North Dakota Press Women delegation at the 1973 NFPW conference in Dearborn, Mich. Front: Jane Berg, Linda Esades, Doris Eastman and Pat Estes. Back: Marge Potter, Fran Carrick and Rosamond Lowe.
purple jagged-edged circle with text 80 years in black and in white, around the edge above 80, dates of the orgnization.

Lee, one of NDPW's 20 charter members, didn't just make arrangements for the 1950 meeting. She also served as its first vice president and later its second president. She also was elected as NFPW treasurer. Lee was honored with an NFPW lifetime membership, and in 1957, was NDPW's first Woman of Achievement (now known as Communicator of Achievement).

Joyce Lang of Enderlin, N.D., was NDPW's first president. She also was the first editor of the organization's official newsletter, Type-hi. That's a term that came from the hot-lead days of typesetting. It refers to the height that hot type had to be to make it printable on a letter press.

color photo of 16 NDPC members posing for the camera.
NDPC members during the awards banquet at the NFPW conference that NDPC hosted in Bismarck, N.D., in 2002.

NDPW began publishing Type-hi in May 1950. Despite later suggestions to change its name to something more appropriate for the times, it remained Type-hi. However, in recent years, it was distributed electronically. Now the organization shares its news in a blog on its website, www.aboutndpc.org.

For the first 27 years of its existence, NDPW held its convention at the same time and place as the North Dakota Press Association, which later became the North Dakota Newspaper Association. But when that close connection caused some people to assume NDPW was an auxiliary of the North Dakota Press Association, NDPW voted in 1977 to begin holding its convention in a different city at a different time.

NDPW held its first separate convention the following year.

Since NDPW's first conference in 1952, honoring communications contest award winners and the Communicator of Achievement have been highlights of the event. The organization has had its share of national honors, including several members earning the NFPW Sweepstakes Award, two members being named NFPW Communicator of Achievement (Jane Brandt in 2001 and Karen Stensrud in 2010) and North Dakota taking first place in the NFPW communications contest.

In 1957, NDPW established a scholarship fund. Each year, the organization provides a scholarship to a deserving college student in the communications field from a college or university in North Dakota or in nearby Moorhead, Minn.

The organization also holds an annual communications contest for college students as a way to encourage them to pursue careers in communication and join the organization.

Eugene Carr, executive manager of the North Dakota Newspaper Association, became the first man accepted as a member of NDPW after it voted in 1973 to open membership to men.

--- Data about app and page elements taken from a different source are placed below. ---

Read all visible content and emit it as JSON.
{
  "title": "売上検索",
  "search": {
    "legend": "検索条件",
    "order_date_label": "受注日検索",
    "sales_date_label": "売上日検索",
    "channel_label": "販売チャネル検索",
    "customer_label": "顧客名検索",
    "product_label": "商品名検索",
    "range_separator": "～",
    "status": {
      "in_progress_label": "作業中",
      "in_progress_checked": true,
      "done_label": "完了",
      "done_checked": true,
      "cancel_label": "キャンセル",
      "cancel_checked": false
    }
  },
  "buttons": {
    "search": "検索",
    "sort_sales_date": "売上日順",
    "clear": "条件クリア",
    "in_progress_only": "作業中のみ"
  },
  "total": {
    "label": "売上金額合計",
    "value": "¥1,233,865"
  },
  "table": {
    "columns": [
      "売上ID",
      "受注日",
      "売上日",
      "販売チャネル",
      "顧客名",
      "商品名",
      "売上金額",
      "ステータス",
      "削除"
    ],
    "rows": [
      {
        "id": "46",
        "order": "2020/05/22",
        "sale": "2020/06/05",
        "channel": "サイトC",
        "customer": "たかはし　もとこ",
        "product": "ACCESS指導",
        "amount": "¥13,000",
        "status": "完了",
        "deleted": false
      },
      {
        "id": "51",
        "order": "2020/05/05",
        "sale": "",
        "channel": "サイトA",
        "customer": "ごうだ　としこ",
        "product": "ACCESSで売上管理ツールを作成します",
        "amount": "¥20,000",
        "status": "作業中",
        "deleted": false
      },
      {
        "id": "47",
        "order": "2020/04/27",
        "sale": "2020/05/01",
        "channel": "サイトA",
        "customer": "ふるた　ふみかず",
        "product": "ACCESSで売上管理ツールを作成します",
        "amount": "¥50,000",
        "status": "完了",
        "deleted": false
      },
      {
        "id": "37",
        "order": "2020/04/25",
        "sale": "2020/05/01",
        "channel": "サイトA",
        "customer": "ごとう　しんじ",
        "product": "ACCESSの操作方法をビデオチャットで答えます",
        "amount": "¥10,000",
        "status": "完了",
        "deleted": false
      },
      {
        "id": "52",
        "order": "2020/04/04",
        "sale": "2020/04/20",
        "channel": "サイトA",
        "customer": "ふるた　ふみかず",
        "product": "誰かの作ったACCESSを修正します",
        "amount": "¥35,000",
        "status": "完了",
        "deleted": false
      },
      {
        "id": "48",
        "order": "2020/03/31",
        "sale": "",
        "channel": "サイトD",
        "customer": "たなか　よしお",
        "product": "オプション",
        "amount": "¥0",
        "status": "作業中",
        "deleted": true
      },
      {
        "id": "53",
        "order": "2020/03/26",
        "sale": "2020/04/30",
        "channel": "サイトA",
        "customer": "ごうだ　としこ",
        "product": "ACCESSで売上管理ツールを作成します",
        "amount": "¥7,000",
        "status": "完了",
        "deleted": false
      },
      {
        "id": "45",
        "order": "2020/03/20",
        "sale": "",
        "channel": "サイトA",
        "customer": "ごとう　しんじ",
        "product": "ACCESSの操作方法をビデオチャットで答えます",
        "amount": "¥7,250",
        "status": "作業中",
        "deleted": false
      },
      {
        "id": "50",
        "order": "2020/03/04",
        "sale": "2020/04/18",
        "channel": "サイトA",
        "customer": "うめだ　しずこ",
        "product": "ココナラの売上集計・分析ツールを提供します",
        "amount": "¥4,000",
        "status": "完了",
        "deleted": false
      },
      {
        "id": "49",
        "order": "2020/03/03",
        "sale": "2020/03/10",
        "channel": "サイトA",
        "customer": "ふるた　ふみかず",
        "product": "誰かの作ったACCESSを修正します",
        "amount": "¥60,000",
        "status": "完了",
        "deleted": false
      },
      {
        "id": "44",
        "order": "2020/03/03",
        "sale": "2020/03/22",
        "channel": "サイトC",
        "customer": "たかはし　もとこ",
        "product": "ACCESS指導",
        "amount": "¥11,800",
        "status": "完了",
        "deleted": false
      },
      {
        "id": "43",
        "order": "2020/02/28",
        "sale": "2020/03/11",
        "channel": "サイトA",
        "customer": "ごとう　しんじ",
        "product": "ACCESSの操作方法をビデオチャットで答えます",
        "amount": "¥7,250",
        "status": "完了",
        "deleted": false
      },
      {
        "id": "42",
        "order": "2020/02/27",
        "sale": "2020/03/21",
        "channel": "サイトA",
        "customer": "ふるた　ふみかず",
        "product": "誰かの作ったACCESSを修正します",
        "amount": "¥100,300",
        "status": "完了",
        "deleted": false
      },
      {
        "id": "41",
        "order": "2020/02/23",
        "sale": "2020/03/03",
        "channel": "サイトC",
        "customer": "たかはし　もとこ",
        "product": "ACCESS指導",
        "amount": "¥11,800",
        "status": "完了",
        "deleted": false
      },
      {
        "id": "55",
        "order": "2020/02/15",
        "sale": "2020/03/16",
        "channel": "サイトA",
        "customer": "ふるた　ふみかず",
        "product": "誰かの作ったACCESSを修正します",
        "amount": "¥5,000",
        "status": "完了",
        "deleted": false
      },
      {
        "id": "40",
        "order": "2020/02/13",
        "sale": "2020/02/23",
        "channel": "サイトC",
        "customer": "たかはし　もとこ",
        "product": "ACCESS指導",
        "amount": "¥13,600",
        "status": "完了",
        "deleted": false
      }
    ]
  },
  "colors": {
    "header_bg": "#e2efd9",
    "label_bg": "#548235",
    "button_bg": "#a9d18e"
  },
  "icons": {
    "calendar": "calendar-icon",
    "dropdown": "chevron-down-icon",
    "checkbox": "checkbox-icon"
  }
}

Following a two-year debate, NDPW members voted at their 1988 spring convention to change the organization's name to North Dakota Professional Communicators. They made the change to better reflect NDPC's membership, which includes marketing and public relations specialists, book authors, broadcasters, freelancers and educators, as well as newspaper reporters, editors and publishers.

NDPC has hosted two NFPW conferences: 1974 and 2002. NDPC members also have served on the NFPW board and NFPW committees.